■ EXERCISE
Say how many lines of the entries below include "一键生成PPT", giving nothing but that number.

[AVAILABLE DATA Boundary: Start]

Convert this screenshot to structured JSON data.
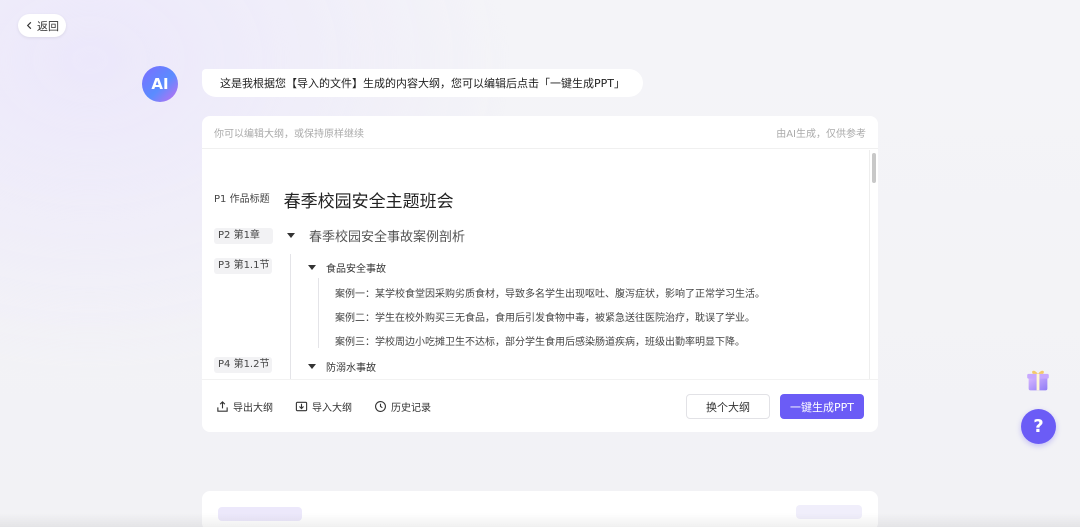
{
  "back": {
    "label": "返回"
  },
  "assistant": {
    "avatar_text": "AI",
    "message": "这是我根据您【导入的文件】生成的内容大纲，您可以编辑后点击「一键生成PPT」"
  },
  "outline_panel": {
    "hint_left": "你可以编辑大纲，或保持原样继续",
    "hint_right": "由AI生成，仅供参考",
    "title": {
      "tag": "P1 作品标题",
      "text": "春季校园安全主题班会"
    },
    "chapter": {
      "tag": "P2 第1章",
      "text": "春季校园安全事故案例剖析"
    },
    "sections": [
      {
        "tag": "P3 第1.1节",
        "text": "食品安全事故",
        "cases": [
          "案例一：某学校食堂因采购劣质食材，导致多名学生出现呕吐、腹泻症状，影响了正常学习生活。",
          "案例二：学生在校外购买三无食品，食用后引发食物中毒，被紧急送往医院治疗，耽误了学业。",
          "案例三：学校周边小吃摊卫生不达标，部分学生食用后感染肠道疾病，班级出勤率明显下降。"
        ]
      },
      {
        "tag": "P4 第1.2节",
        "text": "防溺水事故",
        "cases": []
      }
    ],
    "footer": {
      "export_label": "导出大纲",
      "import_label": "导入大纲",
      "history_label": "历史记录",
      "switch_label": "换个大纲",
      "generate_label": "一键生成PPT"
    }
  },
  "help": {
    "label": "?"
  },
  "colors": {
    "accent": "#6b5cf6",
    "background": "#f3f3f6",
    "panel": "#ffffff"
  },
  "icons": [
    "chevron-left-icon",
    "export-icon",
    "import-icon",
    "history-icon",
    "gift-icon",
    "caret-down-icon"
  ]
}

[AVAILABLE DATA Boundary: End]

■ ANSWER FOR THE TASK
2